EDF opens Scottish office to support renewable growth
French power giant EDF has opened an office in Edinburgh to help grow its renewable energy business.
The company already supplies 40% of Scotland’s electricity, due largely to its ownership of the Hunterston B and Torness nuclear power stations.
Chief executive Vincent de Rivaz said: “We are already the largest generator of low carbon electricity in Scotland and have plans to significantly increase our renewables capacity.”
> Read EDF's announcement
Carbon Trust looks at floating wind
The Carbon Trust has opened a series of tenders to assess the technology behind floating wind farms.
The project – which is supported by Dong Energy, Eolfi, Eon, Innogy, the Scottish Government and Statoil – will consider the anticipated risks and opportunities of developing floating wind farms at commercial scale.
Rhodri James, Manager at the Carbon Trust, said: “Floating wind presents an opportunity to harness strong wind resource in deep water locations, unlocking new markets for offshore wind.”

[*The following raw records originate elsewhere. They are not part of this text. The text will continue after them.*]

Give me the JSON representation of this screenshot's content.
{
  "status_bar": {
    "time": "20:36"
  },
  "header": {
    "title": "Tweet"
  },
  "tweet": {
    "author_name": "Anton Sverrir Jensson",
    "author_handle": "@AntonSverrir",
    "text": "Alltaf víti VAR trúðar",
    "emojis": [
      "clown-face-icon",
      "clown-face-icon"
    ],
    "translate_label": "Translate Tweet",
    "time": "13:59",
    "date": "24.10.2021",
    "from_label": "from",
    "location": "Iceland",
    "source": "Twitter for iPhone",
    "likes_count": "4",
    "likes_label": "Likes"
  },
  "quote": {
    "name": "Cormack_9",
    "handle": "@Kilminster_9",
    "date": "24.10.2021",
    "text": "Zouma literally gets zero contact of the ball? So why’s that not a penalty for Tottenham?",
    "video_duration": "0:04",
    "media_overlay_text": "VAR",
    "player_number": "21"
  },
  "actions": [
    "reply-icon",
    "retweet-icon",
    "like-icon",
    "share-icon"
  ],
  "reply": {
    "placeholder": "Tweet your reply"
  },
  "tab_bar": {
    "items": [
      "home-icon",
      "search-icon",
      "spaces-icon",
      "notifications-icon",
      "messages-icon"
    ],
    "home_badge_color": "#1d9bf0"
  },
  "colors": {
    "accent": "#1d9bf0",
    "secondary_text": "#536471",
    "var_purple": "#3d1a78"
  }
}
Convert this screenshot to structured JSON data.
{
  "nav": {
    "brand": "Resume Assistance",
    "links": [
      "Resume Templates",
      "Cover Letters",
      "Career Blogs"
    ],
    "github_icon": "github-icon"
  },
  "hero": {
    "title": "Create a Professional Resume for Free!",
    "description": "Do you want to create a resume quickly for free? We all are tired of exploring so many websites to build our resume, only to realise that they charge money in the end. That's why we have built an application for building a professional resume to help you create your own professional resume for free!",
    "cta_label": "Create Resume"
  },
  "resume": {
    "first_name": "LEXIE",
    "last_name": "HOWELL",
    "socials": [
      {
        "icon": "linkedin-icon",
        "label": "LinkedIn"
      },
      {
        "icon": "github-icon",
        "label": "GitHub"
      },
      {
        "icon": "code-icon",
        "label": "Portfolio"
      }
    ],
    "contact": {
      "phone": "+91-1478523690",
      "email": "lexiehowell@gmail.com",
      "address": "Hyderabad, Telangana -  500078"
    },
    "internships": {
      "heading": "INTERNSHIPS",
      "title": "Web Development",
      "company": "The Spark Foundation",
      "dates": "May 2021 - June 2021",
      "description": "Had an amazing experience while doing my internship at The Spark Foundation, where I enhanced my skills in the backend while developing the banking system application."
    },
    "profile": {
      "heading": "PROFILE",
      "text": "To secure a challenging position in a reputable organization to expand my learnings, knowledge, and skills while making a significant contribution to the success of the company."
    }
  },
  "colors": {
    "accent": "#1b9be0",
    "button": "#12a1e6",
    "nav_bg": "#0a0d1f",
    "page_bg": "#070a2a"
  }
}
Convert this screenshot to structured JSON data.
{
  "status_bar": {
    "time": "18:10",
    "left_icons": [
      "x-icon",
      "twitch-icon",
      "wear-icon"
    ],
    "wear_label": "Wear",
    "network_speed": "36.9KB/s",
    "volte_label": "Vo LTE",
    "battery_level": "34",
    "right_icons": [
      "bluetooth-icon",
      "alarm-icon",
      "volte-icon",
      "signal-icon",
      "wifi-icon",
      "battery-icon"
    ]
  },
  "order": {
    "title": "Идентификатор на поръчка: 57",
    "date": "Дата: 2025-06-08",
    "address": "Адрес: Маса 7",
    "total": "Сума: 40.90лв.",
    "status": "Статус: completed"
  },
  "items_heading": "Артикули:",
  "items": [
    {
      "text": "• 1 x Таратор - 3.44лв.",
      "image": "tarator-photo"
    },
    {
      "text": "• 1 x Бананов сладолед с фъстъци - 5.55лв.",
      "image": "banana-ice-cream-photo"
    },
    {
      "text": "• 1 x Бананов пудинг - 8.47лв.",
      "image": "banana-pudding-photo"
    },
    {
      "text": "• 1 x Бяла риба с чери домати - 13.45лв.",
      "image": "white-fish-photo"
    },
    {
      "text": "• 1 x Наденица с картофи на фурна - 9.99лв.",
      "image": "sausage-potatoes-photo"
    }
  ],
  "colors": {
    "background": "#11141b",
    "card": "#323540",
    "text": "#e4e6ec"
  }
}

> View the Carbon Trust's announcement
Green Deal Finance Company bought
Greenstone Finance and Aurium Capital Markets have bought the Green Deal Finance Company (GDFC) for £40 million.
The GDFC has a loan book worth some £43.8m.
The UK Government withdrew support from the GDFC in July 2015.
> See the GDFC's statement
Masdar buys stake in Statoil wind project
Norwegian energy company Statoil has sold a 25% stake in its Hywind floating wind farm off the coast of Scotland to United Arab Emirates-based firm Masdar.
The floating turbines are being built in Spain and will be assembled in Norway before being sailed into Scottish waters this summer.
The pilot project is expected to generate enough power for 20,000 homes.
> See Statoil's statement
Home battery trial launched
Northern Powergrid, Moixa and Energise Barnsley have launched a trial to determine if clusters of home batteries can increase capacity on the electricity network and enable more homes to install solar panels.
Batteries are being installed in 40 homes in Oxspring, near Barnsley under the trial.
Simon Daniel, Chief Executive at Moixa, said: “By managing clusters of home batteries in a virtual power plant and allowing homeowners to use more of their solar energy – thereby exporting less – we believe we can significantly reduce peak solar generation output onto the network.”
> Read Northern Powergrid's announcement